This paper provides an overview of fabrication and design of CMOS-based microelectromechanical systems with emphasis on inertial sensor and data storage applications. High-aspect-ratio (4.4:1) microstructures can be fabricated using conventional CMOS processing followed by a sequence of maskless dry-etching steps. The CMOS dielectric and metallization layers, normally used for electrical interconnect, serve a dual function as a composite metal/dielectric structural material. Reactive-ion etching produces near vertical sidewalls, enabling micromechanical beam widths and gap spacings down to 1.2 microns. The process is tailored for design of lateral electrostatic actuators as well as capacitive position and motion sensors.
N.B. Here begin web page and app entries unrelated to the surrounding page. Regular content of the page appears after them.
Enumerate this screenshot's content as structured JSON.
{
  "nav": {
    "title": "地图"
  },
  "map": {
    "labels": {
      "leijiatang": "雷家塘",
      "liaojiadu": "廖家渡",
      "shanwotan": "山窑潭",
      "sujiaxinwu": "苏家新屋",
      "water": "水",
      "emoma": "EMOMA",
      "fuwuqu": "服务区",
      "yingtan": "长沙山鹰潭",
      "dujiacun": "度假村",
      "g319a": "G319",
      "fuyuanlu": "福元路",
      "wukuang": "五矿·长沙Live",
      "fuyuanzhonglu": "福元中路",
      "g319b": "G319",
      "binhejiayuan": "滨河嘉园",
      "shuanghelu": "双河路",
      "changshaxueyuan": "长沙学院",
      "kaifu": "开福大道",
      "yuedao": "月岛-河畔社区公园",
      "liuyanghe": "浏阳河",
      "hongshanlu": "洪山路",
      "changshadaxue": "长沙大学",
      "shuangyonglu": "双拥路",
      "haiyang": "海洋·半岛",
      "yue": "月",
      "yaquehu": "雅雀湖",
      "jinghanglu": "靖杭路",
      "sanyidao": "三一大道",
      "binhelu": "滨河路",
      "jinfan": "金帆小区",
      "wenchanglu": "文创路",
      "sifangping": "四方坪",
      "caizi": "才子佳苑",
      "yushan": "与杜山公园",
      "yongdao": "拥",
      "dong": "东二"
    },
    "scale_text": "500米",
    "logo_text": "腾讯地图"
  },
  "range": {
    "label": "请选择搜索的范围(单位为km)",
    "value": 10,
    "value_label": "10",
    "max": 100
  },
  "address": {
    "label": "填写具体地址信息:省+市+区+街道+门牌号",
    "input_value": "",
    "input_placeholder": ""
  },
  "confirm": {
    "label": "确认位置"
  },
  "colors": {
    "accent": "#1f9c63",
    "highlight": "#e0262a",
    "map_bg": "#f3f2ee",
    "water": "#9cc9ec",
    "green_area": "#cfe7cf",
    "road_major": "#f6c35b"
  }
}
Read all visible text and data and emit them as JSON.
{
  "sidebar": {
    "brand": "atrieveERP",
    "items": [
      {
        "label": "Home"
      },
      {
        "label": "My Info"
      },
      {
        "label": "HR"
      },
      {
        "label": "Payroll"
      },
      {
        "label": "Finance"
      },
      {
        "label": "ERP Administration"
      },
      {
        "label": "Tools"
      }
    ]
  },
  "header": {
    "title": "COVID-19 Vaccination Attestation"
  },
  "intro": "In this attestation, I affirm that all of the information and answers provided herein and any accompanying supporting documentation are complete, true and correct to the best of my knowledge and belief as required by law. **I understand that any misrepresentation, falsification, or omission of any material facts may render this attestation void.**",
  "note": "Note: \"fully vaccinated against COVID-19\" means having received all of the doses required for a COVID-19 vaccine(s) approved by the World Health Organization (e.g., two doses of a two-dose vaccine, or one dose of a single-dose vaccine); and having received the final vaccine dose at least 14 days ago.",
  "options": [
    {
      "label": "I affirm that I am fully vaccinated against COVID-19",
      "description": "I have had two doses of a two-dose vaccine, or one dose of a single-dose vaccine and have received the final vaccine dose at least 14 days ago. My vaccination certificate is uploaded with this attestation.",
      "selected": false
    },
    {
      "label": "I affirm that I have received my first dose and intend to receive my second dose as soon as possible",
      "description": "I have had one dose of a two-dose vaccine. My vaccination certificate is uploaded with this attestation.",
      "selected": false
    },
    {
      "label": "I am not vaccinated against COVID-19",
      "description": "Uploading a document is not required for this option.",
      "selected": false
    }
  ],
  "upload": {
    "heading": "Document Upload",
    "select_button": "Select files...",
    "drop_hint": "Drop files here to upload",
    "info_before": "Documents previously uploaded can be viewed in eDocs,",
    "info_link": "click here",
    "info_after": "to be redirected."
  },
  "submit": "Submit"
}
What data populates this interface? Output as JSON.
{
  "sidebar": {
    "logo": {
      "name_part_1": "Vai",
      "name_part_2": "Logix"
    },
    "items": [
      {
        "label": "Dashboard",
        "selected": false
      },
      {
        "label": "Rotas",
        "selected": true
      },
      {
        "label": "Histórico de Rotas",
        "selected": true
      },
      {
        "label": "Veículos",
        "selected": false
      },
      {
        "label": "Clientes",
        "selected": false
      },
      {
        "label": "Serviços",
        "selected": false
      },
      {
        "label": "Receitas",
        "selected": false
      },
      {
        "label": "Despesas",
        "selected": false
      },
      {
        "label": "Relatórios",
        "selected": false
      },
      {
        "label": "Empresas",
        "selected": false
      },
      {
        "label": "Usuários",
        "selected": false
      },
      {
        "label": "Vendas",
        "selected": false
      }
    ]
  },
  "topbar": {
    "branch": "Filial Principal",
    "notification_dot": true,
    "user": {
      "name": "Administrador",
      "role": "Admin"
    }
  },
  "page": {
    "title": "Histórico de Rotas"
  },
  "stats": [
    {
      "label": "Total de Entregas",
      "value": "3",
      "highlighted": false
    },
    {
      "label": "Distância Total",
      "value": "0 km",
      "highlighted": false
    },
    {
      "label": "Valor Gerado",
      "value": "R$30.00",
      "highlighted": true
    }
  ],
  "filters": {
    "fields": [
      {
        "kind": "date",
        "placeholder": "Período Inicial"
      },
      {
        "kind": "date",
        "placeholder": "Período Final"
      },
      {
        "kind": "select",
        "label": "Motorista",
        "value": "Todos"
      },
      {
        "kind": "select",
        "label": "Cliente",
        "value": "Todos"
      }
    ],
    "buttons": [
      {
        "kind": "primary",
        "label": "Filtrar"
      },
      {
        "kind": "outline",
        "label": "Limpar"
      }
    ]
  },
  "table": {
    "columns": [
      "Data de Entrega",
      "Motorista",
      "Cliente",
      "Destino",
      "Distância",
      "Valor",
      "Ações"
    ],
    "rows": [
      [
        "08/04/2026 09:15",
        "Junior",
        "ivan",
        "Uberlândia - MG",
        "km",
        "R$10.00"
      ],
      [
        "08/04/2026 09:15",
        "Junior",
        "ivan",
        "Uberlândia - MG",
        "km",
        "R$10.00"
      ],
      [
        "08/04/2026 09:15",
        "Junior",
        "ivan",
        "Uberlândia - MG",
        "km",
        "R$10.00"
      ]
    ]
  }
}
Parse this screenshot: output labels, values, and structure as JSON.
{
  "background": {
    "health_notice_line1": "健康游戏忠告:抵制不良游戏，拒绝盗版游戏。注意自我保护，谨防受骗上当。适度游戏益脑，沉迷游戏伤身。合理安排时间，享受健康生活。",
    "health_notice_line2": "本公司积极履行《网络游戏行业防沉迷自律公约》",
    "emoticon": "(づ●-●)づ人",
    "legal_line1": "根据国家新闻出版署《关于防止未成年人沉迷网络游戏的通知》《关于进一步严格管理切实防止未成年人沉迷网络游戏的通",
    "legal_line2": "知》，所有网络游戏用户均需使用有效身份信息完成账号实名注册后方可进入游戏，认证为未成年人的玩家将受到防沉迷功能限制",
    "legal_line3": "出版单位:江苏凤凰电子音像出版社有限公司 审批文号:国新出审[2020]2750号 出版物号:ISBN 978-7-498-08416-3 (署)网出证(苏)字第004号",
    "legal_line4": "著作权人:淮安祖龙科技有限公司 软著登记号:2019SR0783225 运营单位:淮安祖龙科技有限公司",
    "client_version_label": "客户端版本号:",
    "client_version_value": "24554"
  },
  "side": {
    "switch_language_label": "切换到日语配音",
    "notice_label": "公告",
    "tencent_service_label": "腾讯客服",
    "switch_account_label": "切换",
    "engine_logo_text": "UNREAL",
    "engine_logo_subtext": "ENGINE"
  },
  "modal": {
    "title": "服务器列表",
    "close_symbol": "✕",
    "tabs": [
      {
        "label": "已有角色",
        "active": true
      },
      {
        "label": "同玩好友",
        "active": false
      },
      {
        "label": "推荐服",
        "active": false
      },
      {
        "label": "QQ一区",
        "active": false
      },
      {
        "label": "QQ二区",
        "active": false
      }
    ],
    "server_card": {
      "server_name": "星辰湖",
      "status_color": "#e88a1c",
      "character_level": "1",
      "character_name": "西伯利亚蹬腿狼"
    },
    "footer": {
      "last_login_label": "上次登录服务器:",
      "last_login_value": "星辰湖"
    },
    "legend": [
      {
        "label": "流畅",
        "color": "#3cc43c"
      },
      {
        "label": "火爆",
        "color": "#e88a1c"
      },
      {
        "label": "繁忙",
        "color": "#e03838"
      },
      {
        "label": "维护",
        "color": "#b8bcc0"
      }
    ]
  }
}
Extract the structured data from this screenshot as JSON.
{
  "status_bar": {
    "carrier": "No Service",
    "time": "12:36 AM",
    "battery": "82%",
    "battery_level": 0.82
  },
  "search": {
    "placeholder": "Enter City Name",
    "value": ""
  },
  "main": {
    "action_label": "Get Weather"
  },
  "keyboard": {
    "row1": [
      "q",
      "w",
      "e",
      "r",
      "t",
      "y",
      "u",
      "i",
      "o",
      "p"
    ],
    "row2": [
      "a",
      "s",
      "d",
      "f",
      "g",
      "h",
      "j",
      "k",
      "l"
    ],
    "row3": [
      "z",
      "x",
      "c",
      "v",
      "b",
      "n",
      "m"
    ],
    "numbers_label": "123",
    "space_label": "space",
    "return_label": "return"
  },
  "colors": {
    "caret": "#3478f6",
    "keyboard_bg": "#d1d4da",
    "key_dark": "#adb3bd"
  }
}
Tight integration of the microstructures with CMOS provides an opportunity to make low-noise sensor interface circuitry, and to include the signal processing needed to manage arrayed sensor-and-actuator systems-on-a-chip. Novel actuator and sensor topologies can be designed by embedding multiple isolated conductors into the microstructures. An additional post-CMOS processing sequence produces platinum tips on the movable microstructures. These tips are being explored for use in probe-based data storage and tunneling sensor applications.

Notes
Associated Lab(s) / Group(s): Microelectromechanical Systems Laboratory

Text Reference
Gary K. Fedder, "Integrated MEMS in Conventional CMOS," Proc. of the NSF/ASME Workshop on Tribology Issues and Opportunities in MEMS, December, 1997.

BibTeX Reference
@inproceedings{Fedder_1997_1489,
   author = "Gary K Fedder",
   title = "Integrated MEMS in Conventional CMOS",
   booktitle = "Proc. of the NSF/ASME Workshop on Tribology Issues and Opportunities in MEMS",
   publisher = "Kluwer Academic Publishers",
   month = "December",
   year = "1997",
}